While these two devices were in the media spotlight, a French retinal implant developer called Pixium quietly launched a clinical trial for its Intelligent Retinal Implant System 1 (IRIS1) in France, Austria and Germany. The company also recently received $20 million in venture-capital funding to boost advancement of the device.
A video on Pixium’s website provides a nice overview of the company and its IRIS technologies. To see it, click on the image below:
In 2011, Pixium was spun off from the Institut de la Vision and Univeristé Pierre et Marie Curie. You might recognize the name of one of its co-founders, José Sahel, M.D. He’s funded by the Foundation for a number of highly promising research projects, including the development of optogenetic and vision-preserving gene therapies.
Pixium is also collaborating with the Commissariat à l’Energie Atomique (French Alternative Energies and Atomic Energy Commission), Hopital des Quinze Vingts (French National Eye Hospital) and a graduate school of engineering known as ESIEE Paris.
The IRIS1 consists of a small implant attached to the inner layer of the retina, a camera mounted on a pair of glasses and a pocket computer for image processing. The camera receives images that are processed, then sent to the implant, which converts them into electrical signals that are routed back to the brain, where they are interpreted as vision. The IRIS1 is designed to produce images of 150 pixels.
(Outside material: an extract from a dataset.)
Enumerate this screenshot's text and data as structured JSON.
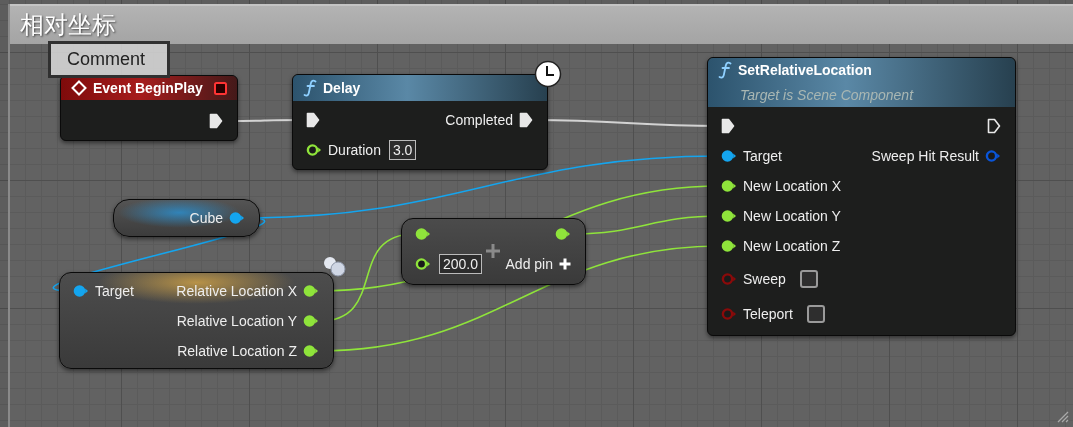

In future generations of the IRIS, advanced camera technology will capture and process images more like the human eye does. Likewise, the implant will produce higher-resolution visual information from those images, so the brain can create a more detailed and natural visual experience for the user.
The IRIS2 is being developed to produce 300-pixel images, and the IRIS3 5,000-pixel images, which Pixium researchers believe is more than enough for users to recognize faces and navigate new environments. Clinical trials for the IRIS2 and IRIS3 are expected to begin in 2014 and 2015, respectively.
Images courtesy of Pixium.